This past Sunday, the New York Times featured an article summarizing research examining what factors make some teams smarter than others. Anite Woolley, Thomas W. Malone and Christopher Chabris reference their studies about this question.
Their latest original research, conducted in collaboration with David Engel and Lisa X. Jing was published in PLOS One last month. According to the authors:
"The smartest teams were distinguished by three characteristics.
First, their members contributed more equally to the team’s discussions, rather than letting one or two people dominate the group.
Second, their members scored higher on a test called Reading the Mind in the Eyes, which measures how well people can read complex emotional states from images of faces with only the eyes visible.
Finally, teams with more women outperformed teams with more men. Indeed, it appeared that it was not “diversity” (having equal numbers of men and women) that mattered for a team’s intelligence, but simply having more women. This last effect, however, was partly explained by the fact that women, on average, were better at “mindreading” than men."
It is clear intelligence of the team is a contributing factor.
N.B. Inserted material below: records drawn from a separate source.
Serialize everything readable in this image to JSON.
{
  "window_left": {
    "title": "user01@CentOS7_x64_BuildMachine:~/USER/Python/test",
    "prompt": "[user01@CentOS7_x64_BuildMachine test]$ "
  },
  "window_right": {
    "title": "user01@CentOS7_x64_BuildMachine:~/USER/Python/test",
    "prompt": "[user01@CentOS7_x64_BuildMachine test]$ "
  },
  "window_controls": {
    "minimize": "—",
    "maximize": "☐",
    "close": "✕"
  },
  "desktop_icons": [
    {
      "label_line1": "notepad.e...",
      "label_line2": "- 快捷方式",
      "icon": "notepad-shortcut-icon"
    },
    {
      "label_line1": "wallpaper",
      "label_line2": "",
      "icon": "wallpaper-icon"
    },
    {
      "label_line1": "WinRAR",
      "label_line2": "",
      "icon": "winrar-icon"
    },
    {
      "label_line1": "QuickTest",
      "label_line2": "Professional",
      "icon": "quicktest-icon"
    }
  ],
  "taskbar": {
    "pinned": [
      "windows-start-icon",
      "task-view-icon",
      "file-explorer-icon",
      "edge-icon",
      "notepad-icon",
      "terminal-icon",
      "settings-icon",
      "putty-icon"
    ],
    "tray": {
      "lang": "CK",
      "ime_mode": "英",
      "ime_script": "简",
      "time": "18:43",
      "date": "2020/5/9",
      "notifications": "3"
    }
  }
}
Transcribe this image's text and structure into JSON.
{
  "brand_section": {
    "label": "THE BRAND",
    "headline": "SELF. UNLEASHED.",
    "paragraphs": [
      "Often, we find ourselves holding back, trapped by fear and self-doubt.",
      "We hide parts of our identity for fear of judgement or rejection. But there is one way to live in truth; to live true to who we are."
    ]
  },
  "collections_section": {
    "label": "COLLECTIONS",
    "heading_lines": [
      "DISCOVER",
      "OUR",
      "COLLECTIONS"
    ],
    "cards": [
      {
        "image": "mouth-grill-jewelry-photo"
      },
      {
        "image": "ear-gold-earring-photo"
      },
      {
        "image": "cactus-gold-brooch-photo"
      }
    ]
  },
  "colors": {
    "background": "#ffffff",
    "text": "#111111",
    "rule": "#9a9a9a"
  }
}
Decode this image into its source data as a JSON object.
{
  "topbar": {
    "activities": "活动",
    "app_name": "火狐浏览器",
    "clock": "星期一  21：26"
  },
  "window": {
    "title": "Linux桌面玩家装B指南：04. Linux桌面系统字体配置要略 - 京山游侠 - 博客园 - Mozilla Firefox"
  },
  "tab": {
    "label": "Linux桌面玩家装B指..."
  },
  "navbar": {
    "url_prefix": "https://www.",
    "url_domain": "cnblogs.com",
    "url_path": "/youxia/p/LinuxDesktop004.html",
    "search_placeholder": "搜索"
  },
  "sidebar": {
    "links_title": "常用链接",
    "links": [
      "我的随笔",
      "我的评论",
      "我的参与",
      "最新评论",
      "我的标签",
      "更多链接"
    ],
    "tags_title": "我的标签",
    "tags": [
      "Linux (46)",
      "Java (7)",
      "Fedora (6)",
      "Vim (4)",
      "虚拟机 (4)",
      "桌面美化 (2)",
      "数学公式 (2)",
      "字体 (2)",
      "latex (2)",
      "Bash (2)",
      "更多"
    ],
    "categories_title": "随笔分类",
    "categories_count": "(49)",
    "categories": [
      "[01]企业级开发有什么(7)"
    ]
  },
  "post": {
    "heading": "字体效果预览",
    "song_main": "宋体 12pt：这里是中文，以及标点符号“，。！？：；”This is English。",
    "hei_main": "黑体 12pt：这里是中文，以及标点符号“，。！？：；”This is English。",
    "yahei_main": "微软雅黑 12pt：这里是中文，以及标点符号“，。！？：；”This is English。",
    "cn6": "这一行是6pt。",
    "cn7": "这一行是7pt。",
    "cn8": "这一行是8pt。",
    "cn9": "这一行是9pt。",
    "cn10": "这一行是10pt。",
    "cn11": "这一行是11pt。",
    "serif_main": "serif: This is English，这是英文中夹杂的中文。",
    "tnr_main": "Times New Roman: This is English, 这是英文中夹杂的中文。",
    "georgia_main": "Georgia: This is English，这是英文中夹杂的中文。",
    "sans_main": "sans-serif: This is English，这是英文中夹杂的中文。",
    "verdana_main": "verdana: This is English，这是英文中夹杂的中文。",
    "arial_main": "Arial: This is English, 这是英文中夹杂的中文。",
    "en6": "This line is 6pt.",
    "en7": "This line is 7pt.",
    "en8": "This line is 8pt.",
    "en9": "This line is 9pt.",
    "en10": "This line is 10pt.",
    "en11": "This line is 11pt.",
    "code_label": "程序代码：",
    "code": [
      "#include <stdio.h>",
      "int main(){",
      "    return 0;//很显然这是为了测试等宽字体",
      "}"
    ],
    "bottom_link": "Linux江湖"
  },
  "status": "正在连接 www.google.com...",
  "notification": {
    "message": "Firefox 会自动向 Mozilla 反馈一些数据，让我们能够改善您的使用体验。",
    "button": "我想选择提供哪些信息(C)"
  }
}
However, what they have started to learn is the ability to read facial expressions is a key factor as well as a more general ability, known as “Theory of Mind,” to consider and keep track of what other people feel, know and believe, and women were generally better at this body language interpretation than men.